Later, after too much time to wander around a rather uninteresting shopping area, we went to the Museo de Arte Latinoamericano de Buenos Aires (M.A.L.B.A.). There were some awesome art exhibits there, but the tour was a little dry. We all seemed to be stuck in hackey sack mode, and kept trying to find spots to play, hence our being scolded by a security guard. I did see a Frida Kahlo painting, as well as some cool photography exhibits.
After that, we went to Cementerio de Recoleta, which was phenomenal. It was like a small city of tombs, some of which were old, some were new, some were whole, some were broken. Some had copper in their decoration, and it had turned to a gorgeous green-gold that seemed to flow into the rest of the ornate decoration of the shrine.
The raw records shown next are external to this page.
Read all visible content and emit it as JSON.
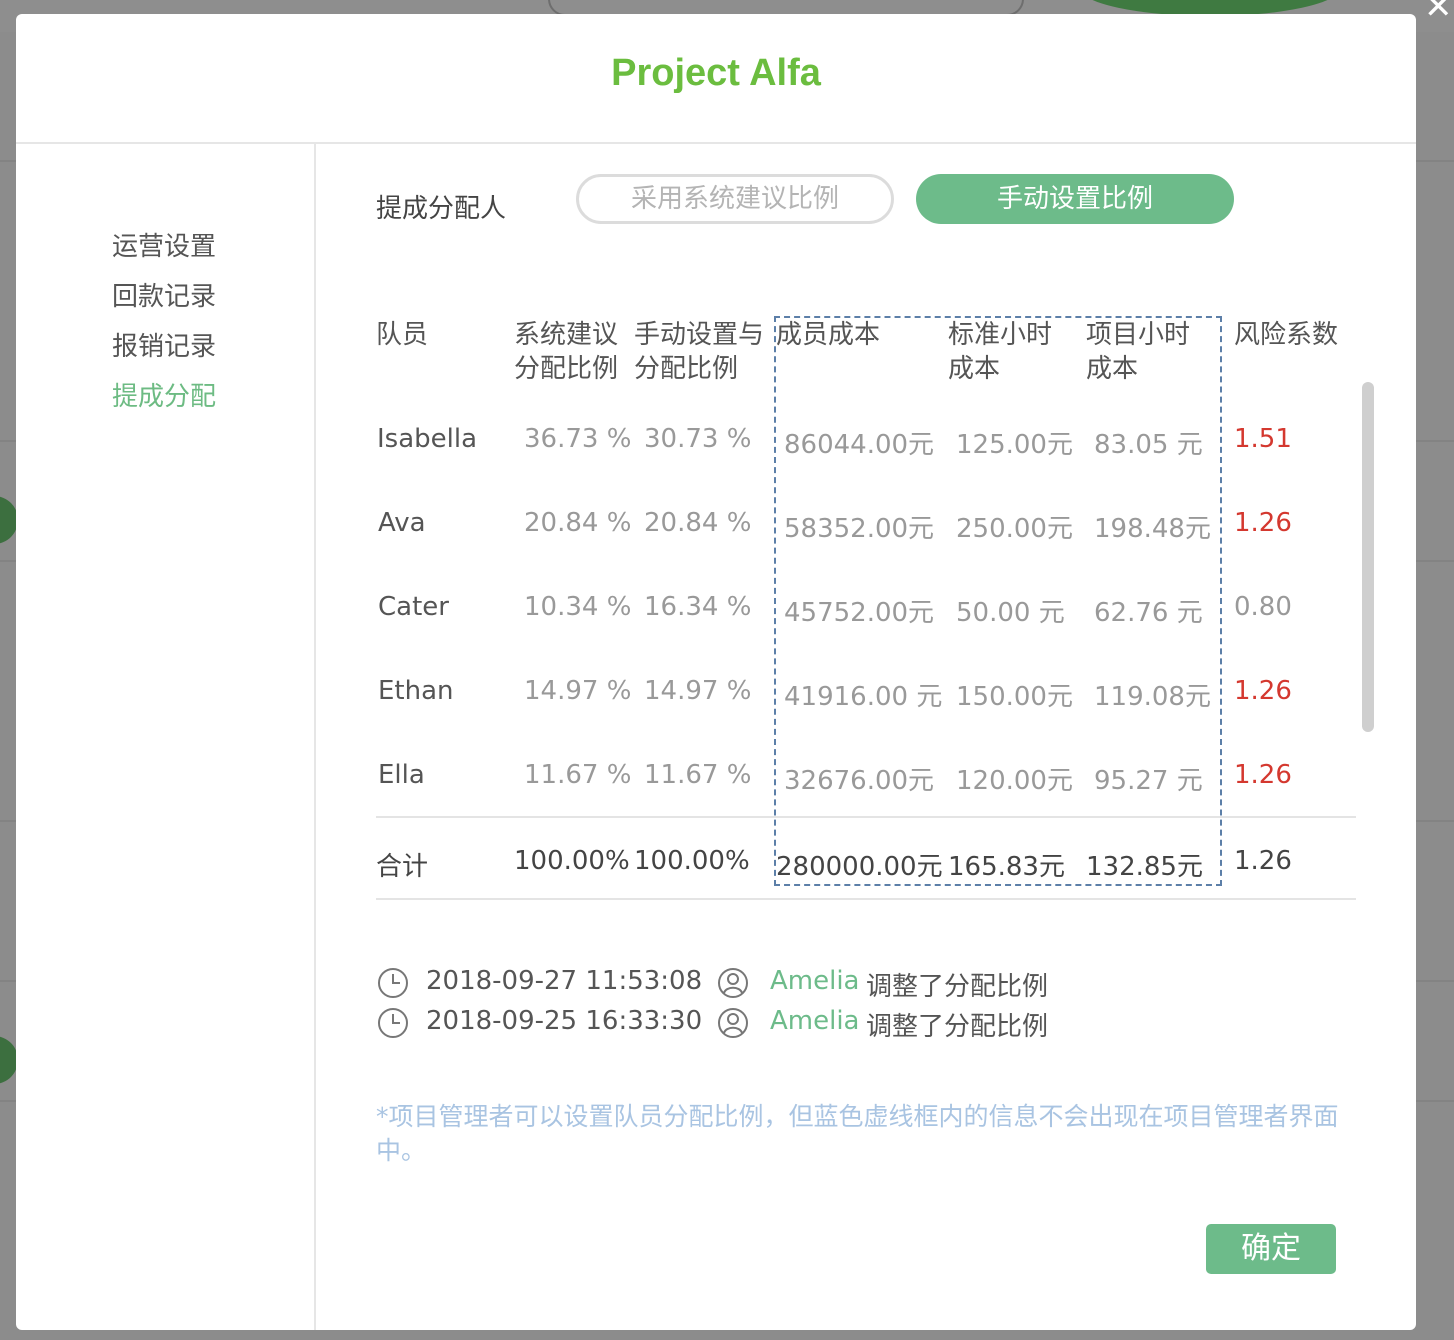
{
  "modal": {
    "title": "Project Alfa",
    "confirm_label": "确定"
  },
  "sidebar": {
    "items": [
      {
        "label": "运营设置",
        "active": false
      },
      {
        "label": "回款记录",
        "active": false
      },
      {
        "label": "报销记录",
        "active": false
      },
      {
        "label": "提成分配",
        "active": true
      }
    ]
  },
  "allocation": {
    "label": "提成分配人",
    "options": [
      "采用系统建议比例",
      "手动设置比例"
    ],
    "selected": "手动设置比例"
  },
  "table": {
    "headers": [
      [
        "队员"
      ],
      [
        "系统建议",
        "分配比例"
      ],
      [
        "手动设置与",
        "分配比例"
      ],
      [
        "成员成本"
      ],
      [
        "标准小时",
        "成本"
      ],
      [
        "项目小时",
        "成本"
      ],
      [
        "风险系数"
      ]
    ],
    "rows": [
      {
        "name": "Isabella",
        "system": "36.73 %",
        "manual": "30.73 %",
        "member_cost": "86044.00元",
        "std_hour_cost": "125.00元",
        "proj_hour_cost": "83.05 元",
        "risk": "1.51",
        "risk_high": true
      },
      {
        "name": "Ava",
        "system": "20.84 %",
        "manual": "20.84 %",
        "member_cost": "58352.00元",
        "std_hour_cost": "250.00元",
        "proj_hour_cost": "198.48元",
        "risk": "1.26",
        "risk_high": true
      },
      {
        "name": "Cater",
        "system": "10.34 %",
        "manual": "16.34 %",
        "member_cost": "45752.00元",
        "std_hour_cost": "50.00 元",
        "proj_hour_cost": "62.76 元",
        "risk": "0.80",
        "risk_high": false
      },
      {
        "name": "Ethan",
        "system": "14.97 %",
        "manual": "14.97 %",
        "member_cost": "41916.00 元",
        "std_hour_cost": "150.00元",
        "proj_hour_cost": "119.08元",
        "risk": "1.26",
        "risk_high": true
      },
      {
        "name": "Ella",
        "system": "11.67 %",
        "manual": "11.67 %",
        "member_cost": "32676.00元",
        "std_hour_cost": "120.00元",
        "proj_hour_cost": "95.27 元",
        "risk": "1.26",
        "risk_high": true
      }
    ],
    "total": {
      "label": "合计",
      "system": "100.00%",
      "manual": "100.00%",
      "member_cost": "280000.00元",
      "std_hour_cost": "165.83元",
      "proj_hour_cost": "132.85元",
      "risk": "1.26"
    }
  },
  "logs": [
    {
      "time": "2018-09-27 11:53:08",
      "user": "Amelia",
      "action": "调整了分配比例"
    },
    {
      "time": "2018-09-25 16:33:30",
      "user": "Amelia",
      "action": "调整了分配比例"
    }
  ],
  "note": "*项目管理者可以设置队员分配比例，但蓝色虚线框内的信息不会出现在项目管理者界面中。",
  "colors": {
    "accent": "#6dbb8a",
    "title": "#6bbd3f",
    "risk_high": "#d4382f",
    "note": "#a9c4e2",
    "dash_border": "#5c7fa8"
  }
}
The guide kept telling us to be careful, that we would get lost, etc etc etc, which was the only downside of the tour. It was just such a cool place, and it was fascinating to see the different tombs and monuments, and how much care and dedication was given to them. We also saw the tomb of Evita Peron. After the cemetery, we had time to hang out in the park outside, and go to the feria, which was huge. There were different musicians, and a drum circle, as well as delicious smells wafting from the food carts. It was definitely an area that was over-touristy, but there were so many cool different things to see in the stalls, it was worth putting up with the crowds.
Saturday night, we went and saw a tango show en Madero Tango en Puerto Madero. It was a dinner and show deal, and dinner alone would have been worth going, but the tango show itself was intense and beautiful as well. The food was phenomenal, and it was definitely more fancy than what we have been used to. According to the restaurant, the chef was one of the best in Argentina, and judging by the food, I won't doubt it. I also had an amazing mojito, which was the first good cocktail I've encountered in Argentina. As for the dancing, it was stunning. The venue was beautiful, but the dancing took my words away. There was so much intensity, such drive, on the dancers faces. The way heels clicked and legs flew, it was almost ethereal. There were also several singers who had great voices
Sunday was not as fulfilling as Saturday for me, but it was an interesting day nonetheless. We had a city tour that included the Catedral, Plaza de Mayo, the Piramide de Mayo, Casa Rosada, as well as other buildings and churches. We ended the tour in San Telmo, near Plaza Dorrego and the Sunday antiques market there. There were so many cool things to look at. I kept finding vintage mate cups and clothes I would have loved to buy, but everything was ridiculously overpriced.
Our day, and our stay in Buenos Aires, culminated in Palermo, at the Feria de Artesanos en Plaza Serrano. There were a few cool stands here, and some unique fashion once I wandered out of the market and up the street to some actual stores. I also encountered peach helado (ice cream) that tasted as if it was sent from some higher entity. It was absolutely divine, and worth the wandering to find. I also chanced upon a cool little side street with walls that were covered in murals and beautiful street art (see photos).
All in all, for a whirlwind weekend, it was pretty fun, and definitely allowed me to see a lot of Buenos Aires.